UU Innovation grows stronger with new IP advisor
She thrives in entrepreneurial environments and wants to help make the important, but sometimes tricky, intellectual property rights easier. Since early March, Thorunn Grenmark has been serving as a new advisor at UU Innovation, bringing with her almost 30 years of experience in the field of intellectual property rights.
EIT Health program 'Start-ups meet Pharma'.
Here is a grand opportunity to collaborate with pharmaceutical companies on your innovative solution. Researchers and students with a registered company can now apply for joining the EIT Health program 'Start-ups meet Pharma'.
Pursue your healthcare innovation - apply for Headstart funding
Are you a researcher or student who have registered a company to pursue a business within the health care area? You can now apply for up to 50 000 EUR in Headstart Funding from EIT Health to validate your idea, product or service further.
Four reasons for Uppsala University PhDs and researchers to take the course on intellectual property and commercialisation

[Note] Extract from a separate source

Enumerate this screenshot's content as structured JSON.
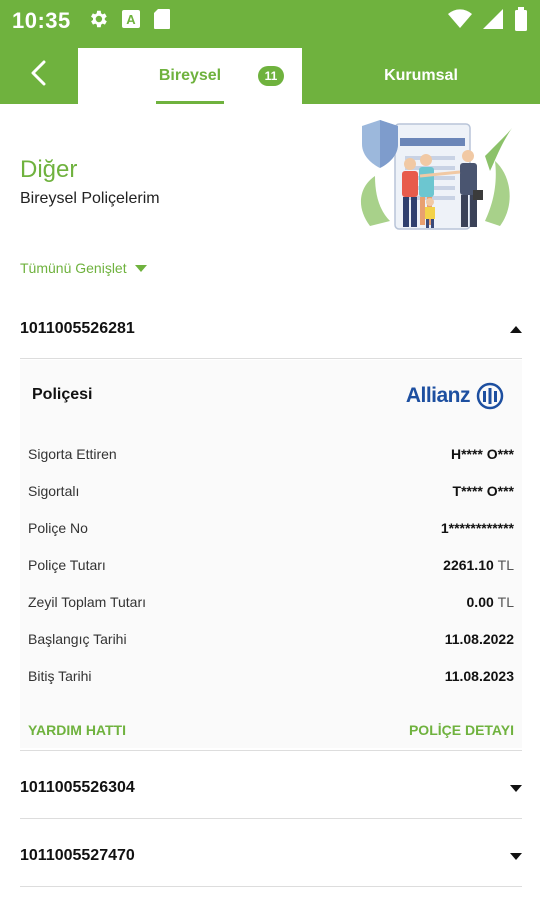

Are you curious of commercialisation? Would you like to increase your understanding of the various intellectual property (IP) tools that are out there and how they play an important role in the utilisation of research? In that case, Uppsala University Innovation’s course on IP and commercialisation can be something for you. Here are four good reasons to register for the course.
Entreprenörsstipendium till Anders Ajaxson Persson och Sara Mangsbo
Årets pristagare av Peter Egardts stipendium för Uppländskt entreprenörskap är Anders Ajaxson Persson och Sara Mangsbo, forskare inom mikrosystemteknik respektive immunonkologi vid Uppsala universitet.
3D-printing allows production of environmentally friendly radiation absorbers
A new high-technology polymer composite for radiation shielding applications has been launched by the Uppsala University spin-off company Additive Composite Uppsala AB. The material is optimized for 3D-printing which makes it easier for industry and big science facilities to replace toxic materials.
Course on intellectual property and commercialisation now open for registration
24 December 2019 - Charlotte Platzer Björkman
23 December 2019 - Elisabet Nielsen
22 December 2019 - Mats Utas
21 December 2019 - Roger Herbert
20 December 2019 - Marika Nestor
Funding for five new collaborative projects
Five new research collaborations with external parties have kicked off after receiving funding through the University’s Verification for Collaboration initiative (abbreviated VFS in Swedish). Purification of stormwater, municipal activity responsibility, and women’s influence in religious communities are three examples of focus areas.
19 December 2019 - Katarina Blomkvist
18 December 2019 - Hermann Dürr
17 December 2019 - Pawel Baranczewski
16 December 2019 - Anna Foka
15 December 2019 - Urban Wiklund
14 December 2019 - Greta Hultqvist
13 December 2019 - Gustaf Gredebäck
Innovation development in focus at the Humanities Theatre
For the third year in a row, Uppsala University Innovation has shined a spotlight on promising innovation projects in a festive event held during Nobel Week. This year, fifteen projects involving researchers and students from all disciplinary domains were awarded the distinction Attractive Innovation Project.